The Americans with Disabilities Act of 1990 (ADA) prohibits discrimination against disabled employees “because of the disability of such individual[s]” and requires employers to make “reasonable accommodations to the known physical or mental limitations” of disabled employees.
The ADA defines a disability as “a physical or mental impairment that substantially limits one or more major life activities.” A substantial limitation exists if a person is either “(i) unable to perform a major life activity that the average person in the general population can perform; or (ii) significantly restricted as to the condition, manner or duration under which an individual can perform a particular major life activity as compared to the condition, manner, or duration under which the average person in the general population can perform that same major life activity.”
In this context, major life activities are defined as “functions such as caring for one’s self, performing manual tasks, walking, seeing, hearing, speaking, breathing, learning, and working.”
The ADA also extends the definition of the term disability to include individuals with “a record of having such an impairment” or “regarded as having such an impairment.”
Under the ADA, disabled employees may request reasonable accommodation by the employer. In determining what is a reasonable accommodation under the ADA, employers have a duty to thoroughly investigate and fairly consider accommodation options. However, the employer’s duty does not arise until the employee requests an accommodation.
Moreover, an accommodation is deemed “reasonable” only if its costs are not clearly disproportionate to the benefits that the change will produce. Still, a reasonable accommodation may require changes to an employer’s procedures, facilities, or performance requirements that will permit an otherwise qualified individual with a disability to perform the essential functions of his or her job.
In recent years, the United States Supreme Court has attempted to clarify the types of physical and mental impairments that qualify for ADA protection. For example, in Sutton v. United Airlines, Inc., 527 U.S. 471 (1999), and Murphy v. United Parcel Serv., 527 U.S. 516 (1999), the Supreme Court held that the plaintiffs were not disabled within the meaning of the ADA because their conditions were practically eliminated with corrective measures.
Specifically, in Sutton, the Supreme Court found that the plaintiffs’ severe myopia did not “substantially limit a major life activity” because their vision was 20/20 or better with the use of corrective lenses.
And in Murphy, the Supreme Court similarly found that the plaintiff’s hypertension did not “substantially limit a major life activity” because he was able to function normally in everyday activities with medication.
These landmark decisions now require courts and employers to take into account any mitigating measures an employee uses to ameliorate their condition. In essence, if an impairment can be corrected or mitigated with medication or other medical intervention, the impairment generally will not be deemed an ADA-protected disability.
The Supreme Court has also recently elaborated on the meaning of a “major life activity” within this context. In Toyota Motor Mfg., Ky., Inc. v. Williams, 534 U.S. 184 (2002), the Supreme Court held that individuals with impairments are covered by the ADA only if their impairments affect activities central to daily life—major life activities — and not just their ability to perform a specific job.

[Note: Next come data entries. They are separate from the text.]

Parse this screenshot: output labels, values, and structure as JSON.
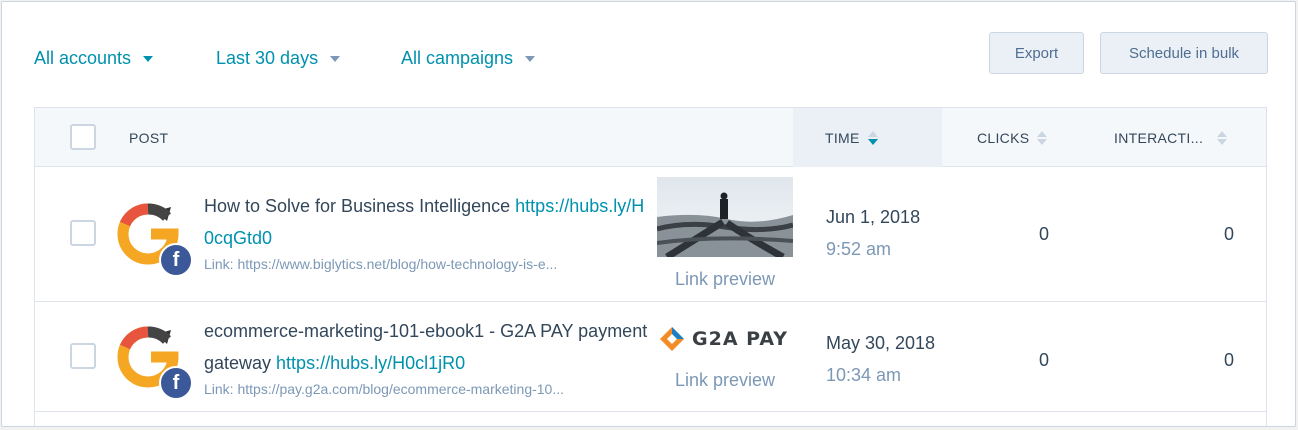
{
  "filters": {
    "accounts": "All accounts",
    "range": "Last 30 days",
    "campaigns": "All campaigns"
  },
  "actions": {
    "export": "Export",
    "schedule": "Schedule in bulk"
  },
  "table": {
    "columns": {
      "post": "POST",
      "time": "TIME",
      "clicks": "CLICKS",
      "interactions": "INTERACTI..."
    },
    "rows": [
      {
        "text": "How to Solve for Business Intelligence ",
        "short_link": "https://hubs.ly/H0cqGtd0",
        "link_line": "Link: https://www.biglytics.net/blog/how-technology-is-e...",
        "preview_label": "Link preview",
        "date": "Jun 1, 2018",
        "time": "9:52 am",
        "clicks": "0",
        "interactions": "0"
      },
      {
        "text": "ecommerce-marketing-101-ebook1 - G2A PAY payment gateway ",
        "short_link": "https://hubs.ly/H0cl1jR0",
        "link_line": "Link: https://pay.g2a.com/blog/ecommerce-marketing-10...",
        "preview_label": "Link preview",
        "logo_text": "G2A PAY",
        "date": "May 30, 2018",
        "time": "10:34 am",
        "clicks": "0",
        "interactions": "0"
      }
    ]
  },
  "icons": {
    "network": "facebook-icon",
    "network_glyph": "f"
  },
  "colors": {
    "accent": "#0091ae",
    "text": "#33475b",
    "muted": "#7c98b6",
    "facebook": "#3b5998"
  }
}
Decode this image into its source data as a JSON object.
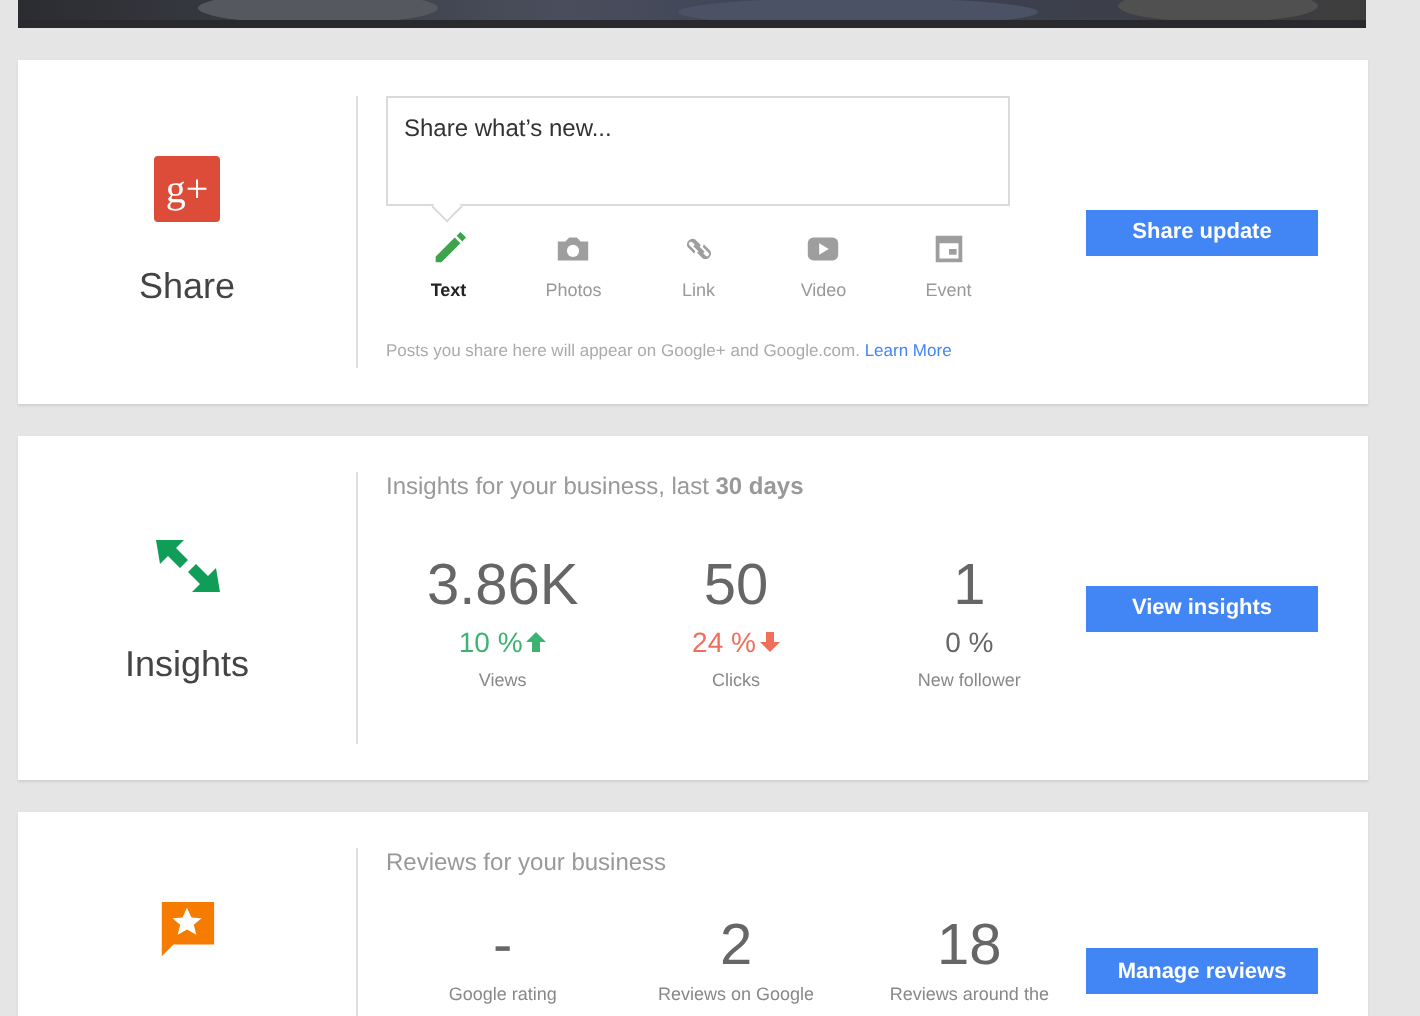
{
  "share": {
    "logo": "g+",
    "title": "Share",
    "placeholder": "Share what’s new...",
    "tools": [
      {
        "kind": "pencil",
        "label": "Text",
        "selected": true
      },
      {
        "kind": "camera",
        "label": "Photos",
        "selected": false
      },
      {
        "kind": "link",
        "label": "Link",
        "selected": false
      },
      {
        "kind": "video",
        "label": "Video",
        "selected": false
      },
      {
        "kind": "event",
        "label": "Event",
        "selected": false
      }
    ],
    "note": "Posts you share here will appear on Google+ and Google.com.",
    "note_link": "Learn More",
    "button": "Share update"
  },
  "insights": {
    "title": "Insights",
    "heading": "Insights for your business, last **30 days**",
    "stats": [
      {
        "value": "3.86K",
        "change": "10 %",
        "kind": "up",
        "label": "Views"
      },
      {
        "value": "50",
        "change": "24 %",
        "kind": "down",
        "label": "Clicks"
      },
      {
        "value": "1",
        "change": "0 %",
        "kind": "none",
        "label": "New follower"
      }
    ],
    "button": "View insights"
  },
  "reviews": {
    "heading": "Reviews for your business",
    "stats": [
      {
        "value": "-",
        "label": "Google rating"
      },
      {
        "value": "2",
        "label": "Reviews on Google"
      },
      {
        "value": "18",
        "label": "Reviews around the"
      }
    ],
    "button": "Manage reviews"
  }
}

The Supreme Court concluded that terms such as “major life activity” and “substantially limits” used in the ADA “need to be interpreted strictly to create a demanding standard for qualifying as disabled.”
It is clear, as illustrated by the above-noted decisions, that the ADA’s scope remains ripe for continued debate and judicial interpretation.
MCCA® extends its appreciation to board member Darrell S. Gay of DSGay Law Group PLLC and to attorneys Antoinette W. Blanchette and Sonya D. Johnson for contributing this article.
From the November 2002 issue of Diversity & The Bar®